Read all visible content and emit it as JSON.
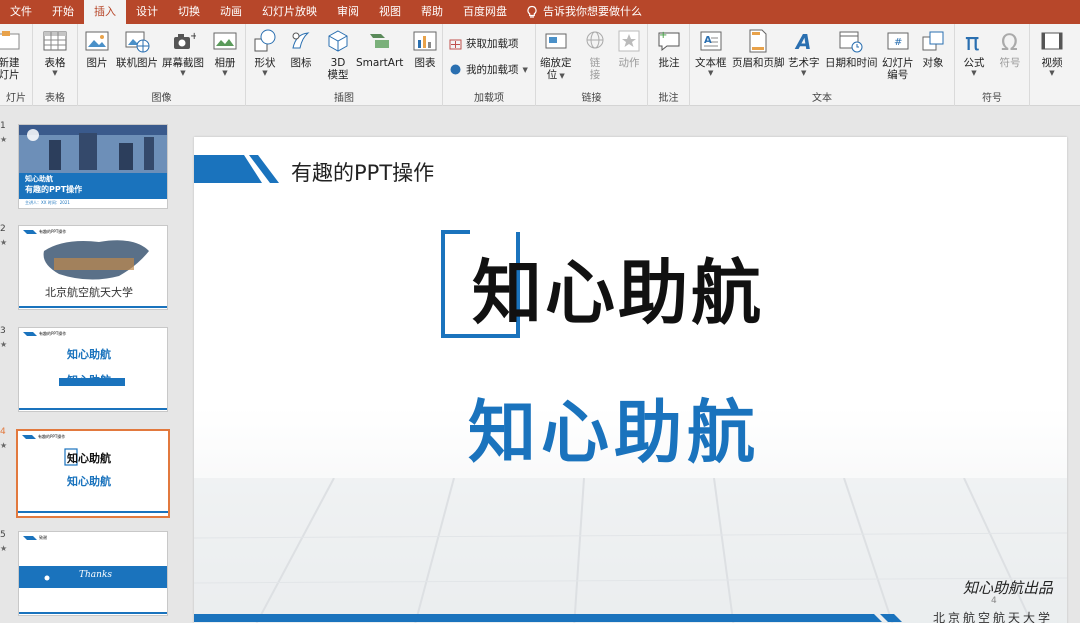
{
  "tabs": [
    {
      "label": "文件",
      "active": false
    },
    {
      "label": "开始",
      "active": false
    },
    {
      "label": "插入",
      "active": true
    },
    {
      "label": "设计",
      "active": false
    },
    {
      "label": "切换",
      "active": false
    },
    {
      "label": "动画",
      "active": false
    },
    {
      "label": "幻灯片放映",
      "active": false
    },
    {
      "label": "审阅",
      "active": false
    },
    {
      "label": "视图",
      "active": false
    },
    {
      "label": "帮助",
      "active": false
    },
    {
      "label": "百度网盘",
      "active": false
    }
  ],
  "tell_me": "告诉我你想要做什么",
  "ribbon": {
    "slides": {
      "new_slide_line1": "新建",
      "new_slide_line2": "灯片",
      "group": "灯片"
    },
    "table": {
      "label": "表格",
      "group": "表格"
    },
    "images": {
      "picture": "图片",
      "online": "联机图片",
      "screenshot": "屏幕截图",
      "album": "相册",
      "group": "图像"
    },
    "illustrations": {
      "shapes": "形状",
      "icons": "图标",
      "model3d_line1": "3D",
      "model3d_line2": "模型",
      "smartart": "SmartArt",
      "chart": "图表",
      "group": "插图"
    },
    "addins": {
      "get": "获取加载项",
      "mine": "我的加载项",
      "group": "加载项"
    },
    "links": {
      "zoom_line1": "缩放定",
      "zoom_line2": "位",
      "link_line1": "链",
      "link_line2": "接",
      "action": "动作",
      "group": "链接"
    },
    "comments": {
      "comment": "批注",
      "group": "批注"
    },
    "text": {
      "textbox": "文本框",
      "header": "页眉和页脚",
      "wordart": "艺术字",
      "datetime": "日期和时间",
      "slidenum_line1": "幻灯片",
      "slidenum_line2": "编号",
      "object": "对象",
      "group": "文本"
    },
    "symbols": {
      "equation": "公式",
      "symbol": "符号",
      "group": "符号"
    },
    "media": {
      "video": "视频"
    }
  },
  "thumbnails": [
    {
      "num": "1",
      "title1": "知心助航",
      "title2": "有趣的PPT操作",
      "meta": "主讲人：XX  时间：2021"
    },
    {
      "num": "2",
      "header": "有趣的PPT操作",
      "text": "北京航空航天大学"
    },
    {
      "num": "3",
      "header": "有趣的PPT操作",
      "text1": "知心助航",
      "text2": "知心助航"
    },
    {
      "num": "4",
      "header": "有趣的PPT操作",
      "text1": "知心助航",
      "text2": "知心助航"
    },
    {
      "num": "5",
      "header": "致谢",
      "text": "Thanks"
    }
  ],
  "slide": {
    "title": "有趣的PPT操作",
    "main_black": "知心助航",
    "main_blue": "知心助航",
    "signature": "知心助航出品",
    "page_number": "4",
    "university": "北京航空航天大学"
  },
  "colors": {
    "tab_red": "#b7472a",
    "accent_blue": "#1a73bd",
    "selection_orange": "#e2793e"
  }
}
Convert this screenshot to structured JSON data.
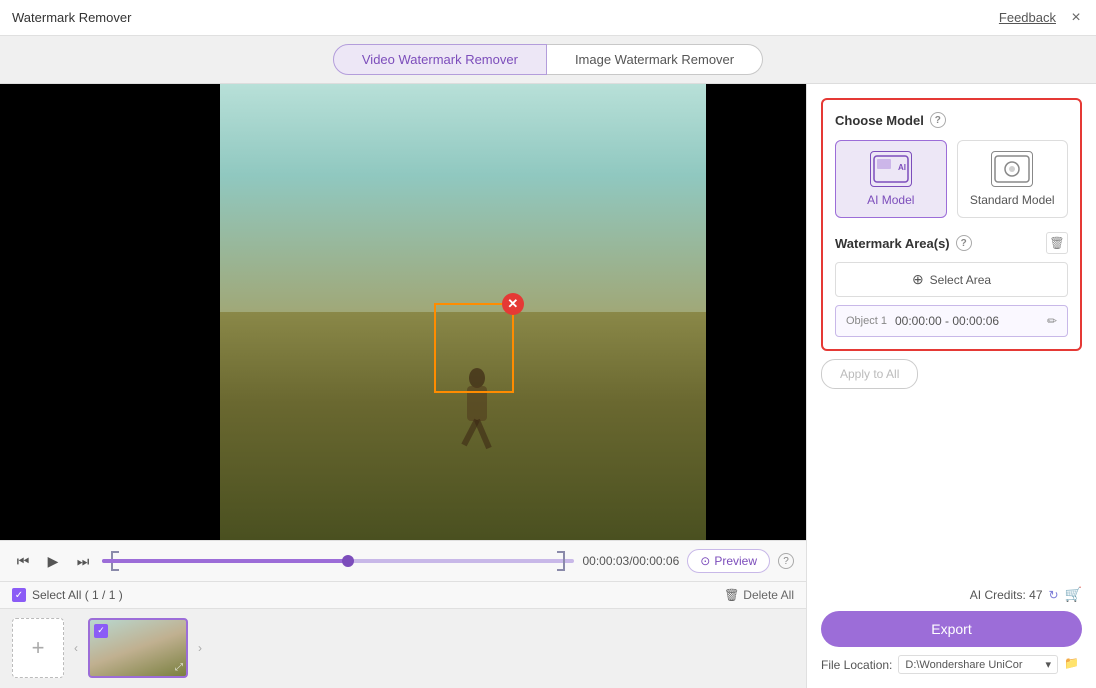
{
  "titleBar": {
    "title": "Watermark Remover",
    "feedback": "Feedback",
    "closeLabel": "×"
  },
  "tabs": {
    "items": [
      {
        "id": "video",
        "label": "Video Watermark Remover",
        "active": true
      },
      {
        "id": "image",
        "label": "Image Watermark Remover",
        "active": false
      }
    ]
  },
  "video": {
    "timeDisplay": "00:00:03/00:00:06",
    "previewLabel": "Preview"
  },
  "timeline": {
    "progress": "52%"
  },
  "bottomStrip": {
    "selectAllLabel": "Select All ( 1 / 1 )",
    "deleteAllLabel": "Delete All"
  },
  "rightPanel": {
    "chooseModelTitle": "Choose Model",
    "models": [
      {
        "id": "ai",
        "label": "AI Model",
        "selected": true,
        "iconText": "🤖"
      },
      {
        "id": "standard",
        "label": "Standard Model",
        "selected": false,
        "iconText": "⚙"
      }
    ],
    "watermarkAreaTitle": "Watermark Area(s)",
    "selectAreaLabel": "Select Area",
    "objectItem": {
      "label": "Object 1",
      "time": "00:00:00 - 00:00:06"
    },
    "applyAllLabel": "Apply to All",
    "creditsLabel": "AI Credits: 47",
    "exportLabel": "Export",
    "fileLocationLabel": "File Location:",
    "fileLocationValue": "D:\\Wondershare UniCor"
  }
}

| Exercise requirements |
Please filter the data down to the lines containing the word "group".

| Task output |
      "group": "灯片"
      "group": "表格"
      "group": "图像"
      "group": "插图"
      "group": "加载项"
      "group": "链接"
      "group": "批注"
      "group": "文本"
      "group": "符号"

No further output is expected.